[Problem requirements]: Read through the listing and copy every line that contains the word "Vessel".
_ _ _
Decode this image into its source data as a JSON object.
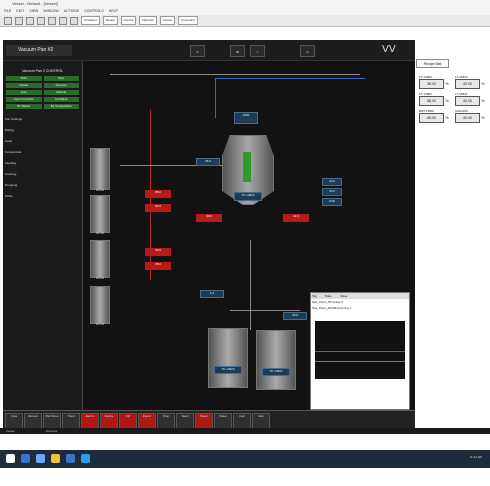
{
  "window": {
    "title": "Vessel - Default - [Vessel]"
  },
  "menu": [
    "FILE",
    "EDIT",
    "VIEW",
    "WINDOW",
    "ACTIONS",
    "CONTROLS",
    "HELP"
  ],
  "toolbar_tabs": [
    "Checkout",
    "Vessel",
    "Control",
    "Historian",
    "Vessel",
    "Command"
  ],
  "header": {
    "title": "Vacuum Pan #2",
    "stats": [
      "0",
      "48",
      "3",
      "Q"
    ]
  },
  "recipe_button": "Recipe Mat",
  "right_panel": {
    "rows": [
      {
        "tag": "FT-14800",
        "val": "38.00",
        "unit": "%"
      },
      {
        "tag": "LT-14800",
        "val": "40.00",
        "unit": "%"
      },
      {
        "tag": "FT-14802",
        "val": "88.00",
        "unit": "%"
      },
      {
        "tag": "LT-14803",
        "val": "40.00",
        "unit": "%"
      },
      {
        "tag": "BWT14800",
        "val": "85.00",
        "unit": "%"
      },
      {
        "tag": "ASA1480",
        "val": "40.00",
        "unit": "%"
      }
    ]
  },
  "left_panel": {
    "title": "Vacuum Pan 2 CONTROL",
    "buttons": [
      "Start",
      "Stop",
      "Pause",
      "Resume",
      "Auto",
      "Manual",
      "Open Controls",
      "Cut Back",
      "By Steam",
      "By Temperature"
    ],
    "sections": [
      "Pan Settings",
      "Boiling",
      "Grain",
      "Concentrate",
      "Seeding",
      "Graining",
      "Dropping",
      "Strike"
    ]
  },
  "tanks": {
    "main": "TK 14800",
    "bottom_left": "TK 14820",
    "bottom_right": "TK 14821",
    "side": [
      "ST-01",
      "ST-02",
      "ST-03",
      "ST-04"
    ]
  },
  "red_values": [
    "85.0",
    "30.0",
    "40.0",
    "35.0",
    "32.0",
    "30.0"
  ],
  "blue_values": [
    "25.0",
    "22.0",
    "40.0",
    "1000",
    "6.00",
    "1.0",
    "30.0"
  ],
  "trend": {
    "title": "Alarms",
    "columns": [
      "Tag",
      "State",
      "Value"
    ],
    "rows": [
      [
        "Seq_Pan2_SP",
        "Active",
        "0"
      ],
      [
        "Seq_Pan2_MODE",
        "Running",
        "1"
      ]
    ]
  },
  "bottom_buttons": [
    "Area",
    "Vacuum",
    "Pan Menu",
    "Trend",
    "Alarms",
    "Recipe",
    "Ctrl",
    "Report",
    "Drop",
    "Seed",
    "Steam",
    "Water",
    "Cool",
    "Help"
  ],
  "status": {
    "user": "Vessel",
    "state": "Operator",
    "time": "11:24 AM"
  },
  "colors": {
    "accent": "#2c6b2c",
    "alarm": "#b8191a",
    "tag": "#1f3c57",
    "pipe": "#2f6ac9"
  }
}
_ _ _
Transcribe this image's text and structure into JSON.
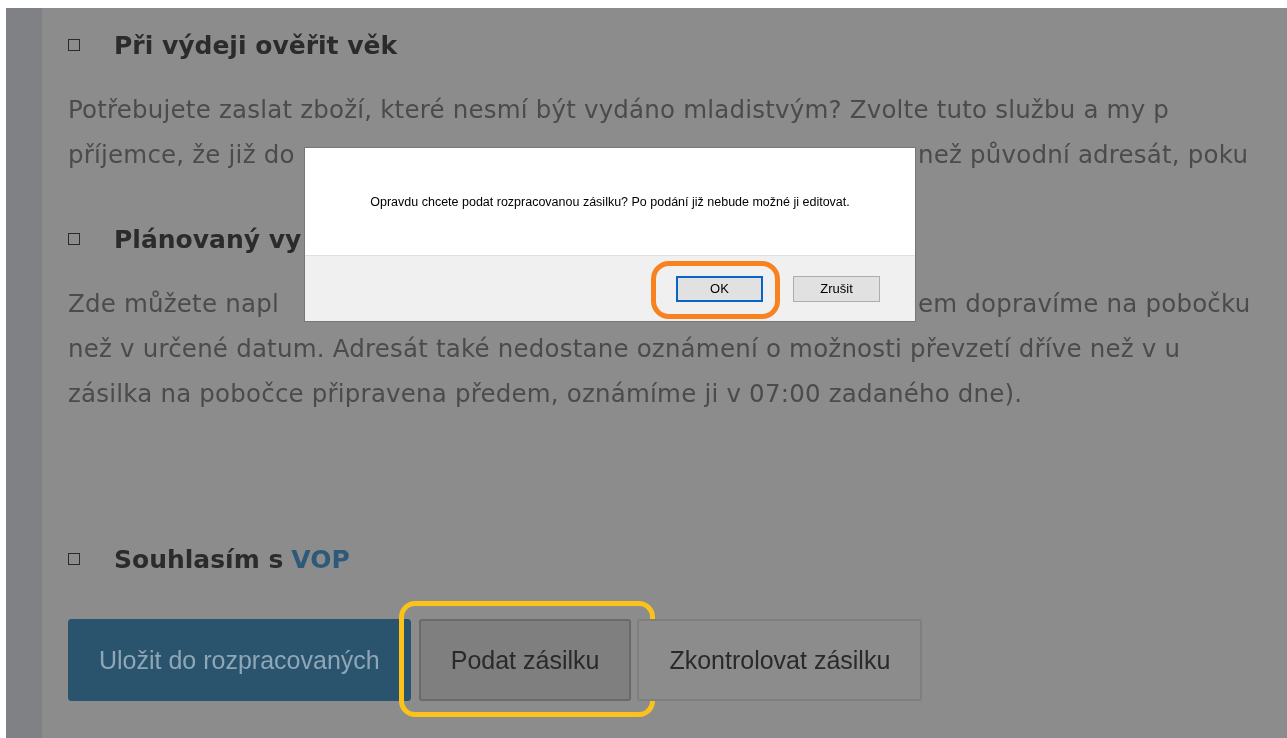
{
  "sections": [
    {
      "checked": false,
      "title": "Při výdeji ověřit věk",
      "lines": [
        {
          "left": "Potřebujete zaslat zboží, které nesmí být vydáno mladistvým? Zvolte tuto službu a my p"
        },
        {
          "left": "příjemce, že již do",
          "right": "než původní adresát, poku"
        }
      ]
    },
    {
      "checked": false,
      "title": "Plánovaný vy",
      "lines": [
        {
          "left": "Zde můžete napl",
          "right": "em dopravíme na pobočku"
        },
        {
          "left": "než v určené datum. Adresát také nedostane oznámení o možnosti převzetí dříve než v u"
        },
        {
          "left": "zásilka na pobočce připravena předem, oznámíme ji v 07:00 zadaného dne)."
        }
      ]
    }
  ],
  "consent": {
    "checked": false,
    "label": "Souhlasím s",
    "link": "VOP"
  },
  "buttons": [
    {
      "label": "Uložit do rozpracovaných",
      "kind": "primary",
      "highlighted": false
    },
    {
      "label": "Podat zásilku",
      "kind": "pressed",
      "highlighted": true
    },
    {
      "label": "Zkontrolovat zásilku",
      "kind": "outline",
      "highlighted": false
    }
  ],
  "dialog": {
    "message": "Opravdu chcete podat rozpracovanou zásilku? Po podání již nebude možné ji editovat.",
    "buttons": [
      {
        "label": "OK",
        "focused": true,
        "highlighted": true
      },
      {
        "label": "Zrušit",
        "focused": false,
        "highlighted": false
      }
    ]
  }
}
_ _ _
[Response to this exercise]:
    "title": "Vessel - Default - [Vessel]"
    "Vessel",
    "Vessel",
    "user": "Vessel",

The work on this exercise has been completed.